* [AVAILABLE DATA]:
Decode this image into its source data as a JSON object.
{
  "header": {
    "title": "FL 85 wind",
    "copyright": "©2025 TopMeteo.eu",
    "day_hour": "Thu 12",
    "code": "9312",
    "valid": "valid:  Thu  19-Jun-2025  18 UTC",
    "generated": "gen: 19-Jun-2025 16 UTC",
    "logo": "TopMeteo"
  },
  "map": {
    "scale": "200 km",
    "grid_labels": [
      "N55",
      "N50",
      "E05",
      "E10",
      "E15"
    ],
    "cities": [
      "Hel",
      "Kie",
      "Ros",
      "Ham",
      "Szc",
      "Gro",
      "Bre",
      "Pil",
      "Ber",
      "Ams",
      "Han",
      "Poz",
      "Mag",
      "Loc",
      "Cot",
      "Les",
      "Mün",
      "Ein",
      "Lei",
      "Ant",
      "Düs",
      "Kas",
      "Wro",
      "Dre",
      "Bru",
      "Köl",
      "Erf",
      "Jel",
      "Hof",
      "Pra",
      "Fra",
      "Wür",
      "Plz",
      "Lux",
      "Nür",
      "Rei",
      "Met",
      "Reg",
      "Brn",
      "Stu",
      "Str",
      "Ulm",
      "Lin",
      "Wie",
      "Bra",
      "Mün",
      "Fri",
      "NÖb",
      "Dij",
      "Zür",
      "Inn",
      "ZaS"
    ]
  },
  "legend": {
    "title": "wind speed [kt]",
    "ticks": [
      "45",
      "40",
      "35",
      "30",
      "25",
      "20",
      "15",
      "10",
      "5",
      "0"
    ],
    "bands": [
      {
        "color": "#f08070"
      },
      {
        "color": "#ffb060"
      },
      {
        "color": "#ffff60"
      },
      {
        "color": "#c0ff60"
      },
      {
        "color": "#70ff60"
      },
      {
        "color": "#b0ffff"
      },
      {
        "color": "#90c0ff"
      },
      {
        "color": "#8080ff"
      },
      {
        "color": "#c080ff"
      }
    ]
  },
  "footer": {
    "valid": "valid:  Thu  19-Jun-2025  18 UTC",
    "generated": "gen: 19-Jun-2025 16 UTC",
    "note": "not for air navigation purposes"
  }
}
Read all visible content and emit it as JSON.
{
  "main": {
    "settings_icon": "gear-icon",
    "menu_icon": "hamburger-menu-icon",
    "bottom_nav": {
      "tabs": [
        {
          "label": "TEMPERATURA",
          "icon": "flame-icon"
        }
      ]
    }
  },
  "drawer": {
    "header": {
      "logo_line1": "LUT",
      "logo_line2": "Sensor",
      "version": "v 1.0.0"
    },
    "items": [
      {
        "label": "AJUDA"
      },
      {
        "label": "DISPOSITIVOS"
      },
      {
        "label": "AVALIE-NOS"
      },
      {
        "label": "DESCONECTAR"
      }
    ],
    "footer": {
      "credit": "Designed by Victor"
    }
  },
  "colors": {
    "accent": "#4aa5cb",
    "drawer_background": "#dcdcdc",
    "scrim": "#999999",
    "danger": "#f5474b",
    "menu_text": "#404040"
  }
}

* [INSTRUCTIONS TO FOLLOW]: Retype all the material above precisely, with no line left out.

* [TASK SOLUTION]:
Decode this image into its source data as a JSON object.
{
  "header": {
    "title": "FL 85 wind",
    "copyright": "©2025 TopMeteo.eu",
    "day_hour": "Thu 12",
    "code": "9312",
    "valid": "valid:  Thu  19-Jun-2025  18 UTC",
    "generated": "gen: 19-Jun-2025 16 UTC",
    "logo": "TopMeteo"
  },
  "map": {
    "scale": "200 km",
    "grid_labels": [
      "N55",
      "N50",
      "E05",
      "E10",
      "E15"
    ],
    "cities": [
      "Hel",
      "Kie",
      "Ros",
      "Ham",
      "Szc",
      "Gro",
      "Bre",
      "Pil",
      "Ber",
      "Ams",
      "Han",
      "Poz",
      "Mag",
      "Loc",
      "Cot",
      "Les",
      "Mün",
      "Ein",
      "Lei",
      "Ant",
      "Düs",
      "Kas",
      "Wro",
      "Dre",
      "Bru",
      "Köl",
      "Erf",
      "Jel",
      "Hof",
      "Pra",
      "Fra",
      "Wür",
      "Plz",
      "Lux",
      "Nür",
      "Rei",
      "Met",
      "Reg",
      "Brn",
      "Stu",
      "Str",
      "Ulm",
      "Lin",
      "Wie",
      "Bra",
      "Mün",
      "Fri",
      "NÖb",
      "Dij",
      "Zür",
      "Inn",
      "ZaS"
    ]
  },
  "legend": {
    "title": "wind speed [kt]",
    "ticks": [
      "45",
      "40",
      "35",
      "30",
      "25",
      "20",
      "15",
      "10",
      "5",
      "0"
    ],
    "bands": [
      {
        "color": "#f08070"
      },
      {
        "color": "#ffb060"
      },
      {
        "color": "#ffff60"
      },
      {
        "color": "#c0ff60"
      },
      {
        "color": "#70ff60"
      },
      {
        "color": "#b0ffff"
      },
      {
        "color": "#90c0ff"
      },
      {
        "color": "#8080ff"
      },
      {
        "color": "#c080ff"
      }
    ]
  },
  "footer": {
    "valid": "valid:  Thu  19-Jun-2025  18 UTC",
    "generated": "gen: 19-Jun-2025 16 UTC",
    "note": "not for air navigation purposes"
  }
}
Read all visible content and emit it as JSON.
{
  "main": {
    "settings_icon": "gear-icon",
    "menu_icon": "hamburger-menu-icon",
    "bottom_nav": {
      "tabs": [
        {
          "label": "TEMPERATURA",
          "icon": "flame-icon"
        }
      ]
    }
  },
  "drawer": {
    "header": {
      "logo_line1": "LUT",
      "logo_line2": "Sensor",
      "version": "v 1.0.0"
    },
    "items": [
      {
        "label": "AJUDA"
      },
      {
        "label": "DISPOSITIVOS"
      },
      {
        "label": "AVALIE-NOS"
      },
      {
        "label": "DESCONECTAR"
      }
    ],
    "footer": {
      "credit": "Designed by Victor"
    }
  },
  "colors": {
    "accent": "#4aa5cb",
    "drawer_background": "#dcdcdc",
    "scrim": "#999999",
    "danger": "#f5474b",
    "menu_text": "#404040"
  }
}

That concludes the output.